Twenty-first century humanity has mapped oceans and mountains, visited the moon, and surveyed the planets. But for all the progress, people still don't know one another very well.
That's the premise of Theodore Zeldin's "feast of conversations" – events where individuals pair with persons they don't know for three hours of guided talk designed to get past "Where are you from?"
Mr. Zeldin, an Oxford University dean emeritus who veered into the history of relationships, heads Oxford Muse, a 10-year-old foundation based on the idea that what people need is not more information, but more inspiration and encouragement.
Earlier this month at the View Tube cafe on the site of the London 2012 Olympics, Zeldin oversaw 200 Londoners who "organically" paired up and spoke tête-à-tête. An actual dinner was served. But the real meat was on a "menu of conversation" with topics like, "How have your priorities changed over the years?" Or, "What have you rebelled against in the past?" And "what are the limits of your compassion?"
Humanity, the final frontier
Ten years ago, Zeldin decided that were he living in the 16th century, he'd want to explore America. If he were in the 20th century, it would be the solar system. Today, the frontier is man.
The "feast" works off his "Intimate History of Humanity," which looks not at politics or events, but at how people have felt about work, relations among the sexes, hopes and fears, enemies and authority, the shape of their lives. That makes the feast concept kind of "anti-Twitter," though not in a hostile way. It's the opposite of speed dating, too, though it's not matchmaking. Feasts have been held in Europe, Asia, and on corporate retreats.

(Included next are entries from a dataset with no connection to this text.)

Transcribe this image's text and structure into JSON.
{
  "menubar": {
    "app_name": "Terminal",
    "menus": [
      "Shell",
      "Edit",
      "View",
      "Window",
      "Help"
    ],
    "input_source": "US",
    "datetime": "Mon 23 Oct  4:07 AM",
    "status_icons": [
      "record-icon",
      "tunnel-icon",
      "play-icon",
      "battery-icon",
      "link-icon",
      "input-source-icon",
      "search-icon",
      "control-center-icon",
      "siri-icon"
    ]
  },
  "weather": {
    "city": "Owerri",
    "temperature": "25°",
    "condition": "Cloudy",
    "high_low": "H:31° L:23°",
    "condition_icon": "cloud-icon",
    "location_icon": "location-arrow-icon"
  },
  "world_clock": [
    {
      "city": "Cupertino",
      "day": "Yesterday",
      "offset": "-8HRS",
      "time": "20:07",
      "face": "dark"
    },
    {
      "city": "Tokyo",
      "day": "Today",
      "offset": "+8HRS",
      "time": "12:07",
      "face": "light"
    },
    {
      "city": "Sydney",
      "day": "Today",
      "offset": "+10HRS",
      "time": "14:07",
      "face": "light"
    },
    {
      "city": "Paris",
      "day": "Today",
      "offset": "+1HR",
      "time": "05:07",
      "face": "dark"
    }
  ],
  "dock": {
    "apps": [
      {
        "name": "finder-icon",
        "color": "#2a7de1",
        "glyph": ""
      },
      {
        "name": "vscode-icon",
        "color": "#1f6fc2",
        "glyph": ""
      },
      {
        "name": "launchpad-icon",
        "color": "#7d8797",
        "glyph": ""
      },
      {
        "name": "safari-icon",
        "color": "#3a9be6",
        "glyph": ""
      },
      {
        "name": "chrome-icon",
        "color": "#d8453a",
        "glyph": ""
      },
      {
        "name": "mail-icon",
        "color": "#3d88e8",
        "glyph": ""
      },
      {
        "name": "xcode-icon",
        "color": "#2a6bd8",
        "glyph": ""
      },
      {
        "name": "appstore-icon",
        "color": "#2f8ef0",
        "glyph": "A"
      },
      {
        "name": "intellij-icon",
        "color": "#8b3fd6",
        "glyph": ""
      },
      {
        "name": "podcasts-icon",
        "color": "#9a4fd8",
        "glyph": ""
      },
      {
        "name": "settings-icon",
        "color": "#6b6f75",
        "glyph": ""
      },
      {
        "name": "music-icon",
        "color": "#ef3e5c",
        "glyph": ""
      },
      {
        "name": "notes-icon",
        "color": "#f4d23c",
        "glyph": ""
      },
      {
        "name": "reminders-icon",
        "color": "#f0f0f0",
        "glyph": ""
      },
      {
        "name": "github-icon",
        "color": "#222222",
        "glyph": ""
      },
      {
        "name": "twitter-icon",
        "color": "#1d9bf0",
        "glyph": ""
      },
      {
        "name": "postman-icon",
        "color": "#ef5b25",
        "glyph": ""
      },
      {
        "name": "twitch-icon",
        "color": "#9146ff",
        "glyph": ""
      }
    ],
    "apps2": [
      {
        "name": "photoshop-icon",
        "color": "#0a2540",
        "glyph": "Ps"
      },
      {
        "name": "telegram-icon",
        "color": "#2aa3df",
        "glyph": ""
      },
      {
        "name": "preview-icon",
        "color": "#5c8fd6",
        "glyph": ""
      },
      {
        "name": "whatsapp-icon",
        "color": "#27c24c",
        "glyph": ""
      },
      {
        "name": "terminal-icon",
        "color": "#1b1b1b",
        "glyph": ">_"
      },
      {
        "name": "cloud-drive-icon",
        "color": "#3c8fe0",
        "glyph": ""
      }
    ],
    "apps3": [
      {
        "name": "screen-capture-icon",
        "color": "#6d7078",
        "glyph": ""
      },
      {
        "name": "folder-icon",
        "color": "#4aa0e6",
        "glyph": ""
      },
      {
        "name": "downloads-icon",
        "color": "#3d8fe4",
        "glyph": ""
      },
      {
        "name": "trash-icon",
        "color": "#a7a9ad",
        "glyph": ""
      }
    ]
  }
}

As conversants gathered, Zeldin, who with a great puff of white hair could be a character from "Lord of the Rings," opened with a homily: that despite instant communications in a globalized era, issues of the human heart remain. Many people are lonely, or in routines that discourage knowing the depths of one another. "We are trapped in superficial conventions, and the whole point now is to think, which is sometimes painful," he says. "But thinking interaction is what separates us from the other species, except maybe dogs … who do have generations of human interactions.
"We ... aren't interrogating but talking with each other," he says.
Talking, not tweeting
Londoners heard about the free event, which was hosted by Create 10, a British group doing cultural outreach for the 2012 Olympics, on morning shows; the 200 places were snapped up quickly. The main rules: Don't pair with someone you know or ask questions you would not answer. The only awkward moment came when the multiethnic crowd of young adults to seniors, in sun hats and tank tops, ties and dresses, looked to see whom they would be "intimate" with for hours. But 15 minutes later, everyone was seated and talking, continuing full force until organizers intervened 180 minutes later.
"It is encouraging to see the world is not just a place of oppression and distance from each other," Zeldin summed up. "What we did is not ordinary, but it can't be madder than the world already is."
Some said they felt "liberated" to talk on sensitive topics. Thirty-something Peter, from East London, enthused that "it might take weeks or months to get to the level of interaction we suddenly opened up."
Zeldin, an adviser to French President Nicolas Sarkozy, told the Monitor that "specialization" has kept people "scared of getting out and discovering things that are different, people that are different."